"""

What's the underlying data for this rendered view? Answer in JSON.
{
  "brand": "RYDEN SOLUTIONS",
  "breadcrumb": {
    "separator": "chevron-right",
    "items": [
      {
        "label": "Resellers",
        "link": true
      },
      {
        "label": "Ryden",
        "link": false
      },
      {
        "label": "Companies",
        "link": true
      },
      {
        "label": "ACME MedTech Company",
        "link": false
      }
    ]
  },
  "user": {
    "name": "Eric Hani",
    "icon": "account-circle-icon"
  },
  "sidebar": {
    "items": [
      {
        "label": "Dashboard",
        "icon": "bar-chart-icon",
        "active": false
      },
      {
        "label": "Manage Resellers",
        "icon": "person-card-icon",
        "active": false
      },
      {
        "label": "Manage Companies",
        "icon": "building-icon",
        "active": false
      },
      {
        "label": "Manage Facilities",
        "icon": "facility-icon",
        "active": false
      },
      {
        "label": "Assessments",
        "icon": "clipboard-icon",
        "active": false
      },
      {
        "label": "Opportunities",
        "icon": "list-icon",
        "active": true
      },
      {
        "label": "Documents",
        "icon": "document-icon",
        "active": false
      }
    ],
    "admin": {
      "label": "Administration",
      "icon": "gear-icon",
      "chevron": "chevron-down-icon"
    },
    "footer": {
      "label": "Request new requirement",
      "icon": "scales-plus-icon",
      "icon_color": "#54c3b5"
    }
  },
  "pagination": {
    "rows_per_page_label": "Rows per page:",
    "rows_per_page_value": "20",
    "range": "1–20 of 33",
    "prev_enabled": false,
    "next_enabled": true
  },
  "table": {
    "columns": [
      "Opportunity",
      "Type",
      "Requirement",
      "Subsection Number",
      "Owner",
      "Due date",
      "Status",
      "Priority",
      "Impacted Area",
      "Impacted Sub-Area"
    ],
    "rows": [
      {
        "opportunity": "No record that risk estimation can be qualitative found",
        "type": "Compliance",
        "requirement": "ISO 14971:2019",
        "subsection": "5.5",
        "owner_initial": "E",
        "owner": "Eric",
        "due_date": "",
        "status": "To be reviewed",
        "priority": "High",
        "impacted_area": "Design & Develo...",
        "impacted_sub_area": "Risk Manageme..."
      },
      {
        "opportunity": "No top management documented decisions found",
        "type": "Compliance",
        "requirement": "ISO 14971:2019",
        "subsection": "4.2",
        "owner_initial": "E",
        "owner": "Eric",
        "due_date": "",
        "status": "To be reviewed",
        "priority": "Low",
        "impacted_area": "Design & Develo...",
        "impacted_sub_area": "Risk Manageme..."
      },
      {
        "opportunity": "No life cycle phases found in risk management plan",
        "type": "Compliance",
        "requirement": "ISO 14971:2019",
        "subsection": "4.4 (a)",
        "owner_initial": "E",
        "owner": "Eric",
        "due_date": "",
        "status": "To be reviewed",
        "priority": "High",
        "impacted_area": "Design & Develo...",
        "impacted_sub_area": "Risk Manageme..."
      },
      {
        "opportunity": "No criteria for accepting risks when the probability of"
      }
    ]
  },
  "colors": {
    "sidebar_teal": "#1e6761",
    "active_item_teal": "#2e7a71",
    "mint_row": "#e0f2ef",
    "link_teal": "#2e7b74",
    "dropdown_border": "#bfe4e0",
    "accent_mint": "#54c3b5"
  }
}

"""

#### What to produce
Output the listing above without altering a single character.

#### Completed task
What's the underlying data for this rendered view? Answer in JSON.
{
  "brand": "RYDEN SOLUTIONS",
  "breadcrumb": {
    "separator": "chevron-right",
    "items": [
      {
        "label": "Resellers",
        "link": true
      },
      {
        "label": "Ryden",
        "link": false
      },
      {
        "label": "Companies",
        "link": true
      },
      {
        "label": "ACME MedTech Company",
        "link": false
      }
    ]
  },
  "user": {
    "name": "Eric Hani",
    "icon": "account-circle-icon"
  },
  "sidebar": {
    "items": [
      {
        "label": "Dashboard",
        "icon": "bar-chart-icon",
        "active": false
      },
      {
        "label": "Manage Resellers",
        "icon": "person-card-icon",
        "active": false
      },
      {
        "label": "Manage Companies",
        "icon": "building-icon",
        "active": false
      },
      {
        "label": "Manage Facilities",
        "icon": "facility-icon",
        "active": false
      },
      {
        "label": "Assessments",
        "icon": "clipboard-icon",
        "active": false
      },
      {
        "label": "Opportunities",
        "icon": "list-icon",
        "active": true
      },
      {
        "label": "Documents",
        "icon": "document-icon",
        "active": false
      }
    ],
    "admin": {
      "label": "Administration",
      "icon": "gear-icon",
      "chevron": "chevron-down-icon"
    },
    "footer": {
      "label": "Request new requirement",
      "icon": "scales-plus-icon",
      "icon_color": "#54c3b5"
    }
  },
  "pagination": {
    "rows_per_page_label": "Rows per page:",
    "rows_per_page_value": "20",
    "range": "1–20 of 33",
    "prev_enabled": false,
    "next_enabled": true
  },
  "table": {
    "columns": [
      "Opportunity",
      "Type",
      "Requirement",
      "Subsection Number",
      "Owner",
      "Due date",
      "Status",
      "Priority",
      "Impacted Area",
      "Impacted Sub-Area"
    ],
    "rows": [
      {
        "opportunity": "No record that risk estimation can be qualitative found",
        "type": "Compliance",
        "requirement": "ISO 14971:2019",
        "subsection": "5.5",
        "owner_initial": "E",
        "owner": "Eric",
        "due_date": "",
        "status": "To be reviewed",
        "priority": "High",
        "impacted_area": "Design & Develo...",
        "impacted_sub_area": "Risk Manageme..."
      },
      {
        "opportunity": "No top management documented decisions found",
        "type": "Compliance",
        "requirement": "ISO 14971:2019",
        "subsection": "4.2",
        "owner_initial": "E",
        "owner": "Eric",
        "due_date": "",
        "status": "To be reviewed",
        "priority": "Low",
        "impacted_area": "Design & Develo...",
        "impacted_sub_area": "Risk Manageme..."
      },
      {
        "opportunity": "No life cycle phases found in risk management plan",
        "type": "Compliance",
        "requirement": "ISO 14971:2019",
        "subsection": "4.4 (a)",
        "owner_initial": "E",
        "owner": "Eric",
        "due_date": "",
        "status": "To be reviewed",
        "priority": "High",
        "impacted_area": "Design & Develo...",
        "impacted_sub_area": "Risk Manageme..."
      },
      {
        "opportunity": "No criteria for accepting risks when the probability of"
      }
    ]
  },
  "colors": {
    "sidebar_teal": "#1e6761",
    "active_item_teal": "#2e7a71",
    "mint_row": "#e0f2ef",
    "link_teal": "#2e7b74",
    "dropdown_border": "#bfe4e0",
    "accent_mint": "#54c3b5"
  }
}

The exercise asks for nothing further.